Wheat prices jumped up last week, as news of tight supplies in the World Agricultural Supply and Demand Estimates report sank in.

However, as this week opened, any gains that were made started to fade away.

The Matif wheat price for December finished last week at €243.50/t, up from €236.25/t the week before. By Monday evening 18 September, that price had dropped €5/t and hit €237.25/t on Tuesday evening. On Wednesday afternoon, that price had moved up again to €240.50/t.

The Agriculture and Horticulture Development Board reported that “intense competition” from Russian wheat was a key reason for this fall.

The US maize harvest is now under way and this will be a watch point in the markets to see how weather has affected the crop and whether the big crop which is expected comes.

Meanwhile, Stratégie Grains has raised its forecast for the EU maize crop by about 1 million tonnes to 59.6 million tonnes. This is reported to be due to rain during the summer which helped crops.

Ukraine grain

Poland, Slovakia and Hungary are once again banning Ukrainian grain.

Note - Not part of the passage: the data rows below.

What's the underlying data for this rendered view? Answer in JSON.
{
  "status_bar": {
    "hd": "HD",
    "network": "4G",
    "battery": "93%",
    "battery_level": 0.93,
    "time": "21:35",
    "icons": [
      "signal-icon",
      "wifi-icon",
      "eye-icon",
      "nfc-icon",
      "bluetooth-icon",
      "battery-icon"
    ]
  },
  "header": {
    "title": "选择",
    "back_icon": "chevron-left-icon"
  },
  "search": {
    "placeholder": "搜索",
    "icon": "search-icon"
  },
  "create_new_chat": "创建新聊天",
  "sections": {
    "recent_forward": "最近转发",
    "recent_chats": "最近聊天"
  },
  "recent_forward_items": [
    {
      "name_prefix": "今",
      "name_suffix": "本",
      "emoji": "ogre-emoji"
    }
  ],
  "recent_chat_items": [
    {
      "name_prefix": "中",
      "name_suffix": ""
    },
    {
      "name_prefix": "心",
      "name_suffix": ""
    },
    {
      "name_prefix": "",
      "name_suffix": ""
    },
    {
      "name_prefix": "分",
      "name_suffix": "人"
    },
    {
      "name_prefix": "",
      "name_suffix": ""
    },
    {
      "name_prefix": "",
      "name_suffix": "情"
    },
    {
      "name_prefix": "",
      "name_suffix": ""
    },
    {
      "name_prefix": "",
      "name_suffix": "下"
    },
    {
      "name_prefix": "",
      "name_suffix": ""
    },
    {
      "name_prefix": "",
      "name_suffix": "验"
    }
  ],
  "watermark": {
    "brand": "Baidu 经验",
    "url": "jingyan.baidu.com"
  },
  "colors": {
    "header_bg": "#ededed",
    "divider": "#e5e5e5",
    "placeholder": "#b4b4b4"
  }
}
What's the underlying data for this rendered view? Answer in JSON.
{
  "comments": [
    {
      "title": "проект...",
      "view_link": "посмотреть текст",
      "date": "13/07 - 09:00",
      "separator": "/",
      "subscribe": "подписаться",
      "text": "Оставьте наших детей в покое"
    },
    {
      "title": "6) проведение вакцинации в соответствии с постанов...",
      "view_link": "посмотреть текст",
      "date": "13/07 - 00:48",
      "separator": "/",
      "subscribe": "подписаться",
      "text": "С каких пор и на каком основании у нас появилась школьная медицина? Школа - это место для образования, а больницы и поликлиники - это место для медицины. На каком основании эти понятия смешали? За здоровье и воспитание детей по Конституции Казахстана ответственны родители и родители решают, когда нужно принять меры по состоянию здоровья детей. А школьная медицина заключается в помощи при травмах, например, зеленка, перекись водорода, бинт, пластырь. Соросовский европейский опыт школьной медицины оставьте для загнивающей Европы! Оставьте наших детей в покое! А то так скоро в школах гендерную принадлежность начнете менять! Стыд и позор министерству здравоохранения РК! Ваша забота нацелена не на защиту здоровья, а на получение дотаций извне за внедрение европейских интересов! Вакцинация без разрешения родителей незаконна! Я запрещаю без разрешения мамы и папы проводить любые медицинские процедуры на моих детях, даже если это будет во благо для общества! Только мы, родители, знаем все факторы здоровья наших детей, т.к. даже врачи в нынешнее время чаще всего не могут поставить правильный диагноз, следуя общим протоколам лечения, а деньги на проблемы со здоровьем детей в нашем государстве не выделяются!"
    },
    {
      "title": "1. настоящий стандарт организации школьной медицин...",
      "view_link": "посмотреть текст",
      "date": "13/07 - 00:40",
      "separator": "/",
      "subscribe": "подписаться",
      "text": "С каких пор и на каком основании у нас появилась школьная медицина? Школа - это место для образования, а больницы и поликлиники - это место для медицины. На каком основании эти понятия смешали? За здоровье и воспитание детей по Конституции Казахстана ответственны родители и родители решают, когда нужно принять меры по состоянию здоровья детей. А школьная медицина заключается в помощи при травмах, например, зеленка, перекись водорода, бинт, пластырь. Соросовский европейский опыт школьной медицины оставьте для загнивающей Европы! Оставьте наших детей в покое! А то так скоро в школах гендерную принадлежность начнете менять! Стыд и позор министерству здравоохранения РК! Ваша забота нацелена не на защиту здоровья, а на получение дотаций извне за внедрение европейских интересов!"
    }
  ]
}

Reuters reported that Ukraine plans to sue these countries for the move.

However, the EU’s ban expired on Friday and this allowed the sale of Ukrainian grain across the EU. These countries then implemented their own ban.

Oilseed rape

Matif oilseed rape for November fell on Monday, but recovered again on Tuesday hitting €440.25/t. This was down almost €5/t on last week’s closing price of €444.75/t.

The November 2024 oilseed rape price was at €466.75/t on Tuesday evening this week.

EU rapeseed is plentiful, while there is also a big crop in Canada. Brazil is starting to plant soya beans at present and that crop is expected to be a record. The US soya bean harvest is now under way, so this is something to keep an eye on.

Malting barley

The harvest price for Boortmalt suppliers is due to be settled this week. Last week, the average stood at €284.74/t.

Native prices

At home, spot prices remain similar to last week at €225/t for barley and €235/t for wheat, while imported barley is costing approximately €10/t more.

Some merchants are beginning to settle up accounts with farmers at present.

At Wednesday’s National Ploughing Championships Liffey Mills and Tirlán said farmers could expect to see prices in the next 10 days or so.

Let us know your prices: tillagenews@farmersjournal.ie.